TASK TO COMPLETE:
Your answer should consist of the lines in the data below that contain "screenshot".

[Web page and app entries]

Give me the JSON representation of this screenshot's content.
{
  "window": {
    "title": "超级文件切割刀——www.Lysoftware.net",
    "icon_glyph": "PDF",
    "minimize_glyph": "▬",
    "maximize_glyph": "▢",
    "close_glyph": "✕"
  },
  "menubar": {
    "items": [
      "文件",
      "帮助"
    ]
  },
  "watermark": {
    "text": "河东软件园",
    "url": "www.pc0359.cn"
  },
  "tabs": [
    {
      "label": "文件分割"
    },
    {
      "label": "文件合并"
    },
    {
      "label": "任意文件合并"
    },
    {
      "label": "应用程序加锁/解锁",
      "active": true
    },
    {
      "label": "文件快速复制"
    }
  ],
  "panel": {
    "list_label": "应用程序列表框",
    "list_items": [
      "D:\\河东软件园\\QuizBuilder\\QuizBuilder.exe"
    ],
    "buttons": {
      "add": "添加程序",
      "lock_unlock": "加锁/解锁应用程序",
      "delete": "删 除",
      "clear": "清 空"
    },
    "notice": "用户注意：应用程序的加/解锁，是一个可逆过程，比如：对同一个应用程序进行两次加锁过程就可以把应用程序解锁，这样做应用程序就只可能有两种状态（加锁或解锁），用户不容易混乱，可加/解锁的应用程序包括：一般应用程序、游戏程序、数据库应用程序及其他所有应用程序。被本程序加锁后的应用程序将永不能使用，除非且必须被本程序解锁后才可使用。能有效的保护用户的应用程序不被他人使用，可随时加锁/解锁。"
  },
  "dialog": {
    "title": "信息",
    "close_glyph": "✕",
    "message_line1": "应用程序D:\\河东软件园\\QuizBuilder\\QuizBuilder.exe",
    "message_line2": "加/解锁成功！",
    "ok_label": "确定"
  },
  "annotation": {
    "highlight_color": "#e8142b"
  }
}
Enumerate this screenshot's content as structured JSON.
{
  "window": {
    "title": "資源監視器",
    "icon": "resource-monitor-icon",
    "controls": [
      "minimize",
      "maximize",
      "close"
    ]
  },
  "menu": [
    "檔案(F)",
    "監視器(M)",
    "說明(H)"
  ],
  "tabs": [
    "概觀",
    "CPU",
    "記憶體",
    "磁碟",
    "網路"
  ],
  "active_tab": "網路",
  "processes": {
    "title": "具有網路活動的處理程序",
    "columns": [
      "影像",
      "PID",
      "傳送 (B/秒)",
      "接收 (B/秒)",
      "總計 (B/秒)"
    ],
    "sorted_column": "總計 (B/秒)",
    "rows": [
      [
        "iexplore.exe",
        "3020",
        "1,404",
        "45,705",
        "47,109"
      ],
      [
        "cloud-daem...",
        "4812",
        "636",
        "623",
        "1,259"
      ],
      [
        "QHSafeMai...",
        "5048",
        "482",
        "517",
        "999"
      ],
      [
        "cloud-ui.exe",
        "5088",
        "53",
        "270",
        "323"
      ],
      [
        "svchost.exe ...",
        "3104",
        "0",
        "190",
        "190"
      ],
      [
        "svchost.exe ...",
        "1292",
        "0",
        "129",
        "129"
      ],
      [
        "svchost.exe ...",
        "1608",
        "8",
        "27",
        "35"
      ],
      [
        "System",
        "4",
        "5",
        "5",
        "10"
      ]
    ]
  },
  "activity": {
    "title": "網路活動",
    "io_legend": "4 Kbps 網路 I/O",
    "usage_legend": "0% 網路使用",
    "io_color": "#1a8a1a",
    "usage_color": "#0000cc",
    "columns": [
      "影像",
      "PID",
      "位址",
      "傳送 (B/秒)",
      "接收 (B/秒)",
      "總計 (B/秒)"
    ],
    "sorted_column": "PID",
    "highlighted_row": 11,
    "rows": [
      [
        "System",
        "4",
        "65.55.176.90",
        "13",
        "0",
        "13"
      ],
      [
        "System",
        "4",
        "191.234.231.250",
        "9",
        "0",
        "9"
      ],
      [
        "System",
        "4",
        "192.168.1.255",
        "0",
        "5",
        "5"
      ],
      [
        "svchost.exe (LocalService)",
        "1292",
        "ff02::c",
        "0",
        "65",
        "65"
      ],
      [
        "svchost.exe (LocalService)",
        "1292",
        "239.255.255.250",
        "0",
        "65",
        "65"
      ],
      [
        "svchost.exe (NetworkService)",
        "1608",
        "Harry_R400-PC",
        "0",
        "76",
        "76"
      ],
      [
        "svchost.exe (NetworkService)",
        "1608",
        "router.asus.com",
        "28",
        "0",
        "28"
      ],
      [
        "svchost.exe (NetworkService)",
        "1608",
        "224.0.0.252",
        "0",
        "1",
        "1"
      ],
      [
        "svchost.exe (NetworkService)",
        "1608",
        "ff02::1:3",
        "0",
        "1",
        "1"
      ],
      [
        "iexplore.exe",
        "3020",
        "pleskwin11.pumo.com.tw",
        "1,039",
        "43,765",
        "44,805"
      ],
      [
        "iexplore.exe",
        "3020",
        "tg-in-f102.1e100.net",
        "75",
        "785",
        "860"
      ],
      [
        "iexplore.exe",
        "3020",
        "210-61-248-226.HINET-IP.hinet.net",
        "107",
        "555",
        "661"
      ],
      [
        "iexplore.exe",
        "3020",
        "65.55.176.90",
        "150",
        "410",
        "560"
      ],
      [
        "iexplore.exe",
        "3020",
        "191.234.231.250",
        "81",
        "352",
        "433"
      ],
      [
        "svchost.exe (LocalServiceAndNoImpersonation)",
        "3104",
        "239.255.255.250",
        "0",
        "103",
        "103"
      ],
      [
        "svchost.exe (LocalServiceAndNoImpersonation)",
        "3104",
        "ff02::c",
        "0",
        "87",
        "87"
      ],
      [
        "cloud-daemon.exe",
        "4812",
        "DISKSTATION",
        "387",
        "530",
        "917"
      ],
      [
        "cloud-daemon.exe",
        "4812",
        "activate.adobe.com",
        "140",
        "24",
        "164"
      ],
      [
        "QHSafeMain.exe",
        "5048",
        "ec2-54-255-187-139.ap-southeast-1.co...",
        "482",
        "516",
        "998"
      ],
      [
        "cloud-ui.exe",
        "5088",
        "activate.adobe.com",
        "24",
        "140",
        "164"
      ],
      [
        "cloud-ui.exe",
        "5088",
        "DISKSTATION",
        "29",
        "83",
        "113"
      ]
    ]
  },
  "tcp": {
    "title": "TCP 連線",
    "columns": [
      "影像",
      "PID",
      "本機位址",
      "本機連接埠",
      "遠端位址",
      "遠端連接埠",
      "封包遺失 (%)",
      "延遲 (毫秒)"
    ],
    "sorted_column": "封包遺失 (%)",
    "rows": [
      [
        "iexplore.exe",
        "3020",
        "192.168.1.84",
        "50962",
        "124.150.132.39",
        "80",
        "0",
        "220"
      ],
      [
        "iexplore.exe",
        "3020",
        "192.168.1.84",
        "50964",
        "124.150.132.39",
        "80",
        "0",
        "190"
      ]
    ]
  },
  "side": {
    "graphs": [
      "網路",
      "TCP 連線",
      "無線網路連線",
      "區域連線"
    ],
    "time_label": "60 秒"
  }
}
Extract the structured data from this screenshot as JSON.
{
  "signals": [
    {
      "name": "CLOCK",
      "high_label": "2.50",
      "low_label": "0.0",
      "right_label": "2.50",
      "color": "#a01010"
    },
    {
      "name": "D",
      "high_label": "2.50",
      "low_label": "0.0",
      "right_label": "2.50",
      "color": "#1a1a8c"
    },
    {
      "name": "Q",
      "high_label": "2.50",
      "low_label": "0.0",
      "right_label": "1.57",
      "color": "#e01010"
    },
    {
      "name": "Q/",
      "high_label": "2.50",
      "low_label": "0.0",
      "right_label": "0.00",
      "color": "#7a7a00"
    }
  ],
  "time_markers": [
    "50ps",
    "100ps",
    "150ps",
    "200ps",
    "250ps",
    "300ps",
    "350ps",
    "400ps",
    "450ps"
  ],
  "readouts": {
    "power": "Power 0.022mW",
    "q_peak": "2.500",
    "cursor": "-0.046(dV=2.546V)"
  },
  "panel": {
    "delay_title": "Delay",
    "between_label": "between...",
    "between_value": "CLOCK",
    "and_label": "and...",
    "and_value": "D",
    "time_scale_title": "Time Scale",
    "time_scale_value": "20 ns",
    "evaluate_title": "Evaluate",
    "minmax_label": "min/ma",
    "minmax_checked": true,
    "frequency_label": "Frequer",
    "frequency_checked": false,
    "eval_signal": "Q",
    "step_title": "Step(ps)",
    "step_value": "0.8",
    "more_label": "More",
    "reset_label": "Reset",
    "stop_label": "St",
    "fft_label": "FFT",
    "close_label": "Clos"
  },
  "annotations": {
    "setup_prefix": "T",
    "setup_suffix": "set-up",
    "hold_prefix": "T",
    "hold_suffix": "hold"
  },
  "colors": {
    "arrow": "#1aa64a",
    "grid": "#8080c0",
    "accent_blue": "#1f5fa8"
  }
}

ANSWER SPACE:
Give me the JSON representation of this screenshot's content.
Enumerate this screenshot's content as structured JSON.
Extract the structured data from this screenshot as JSON.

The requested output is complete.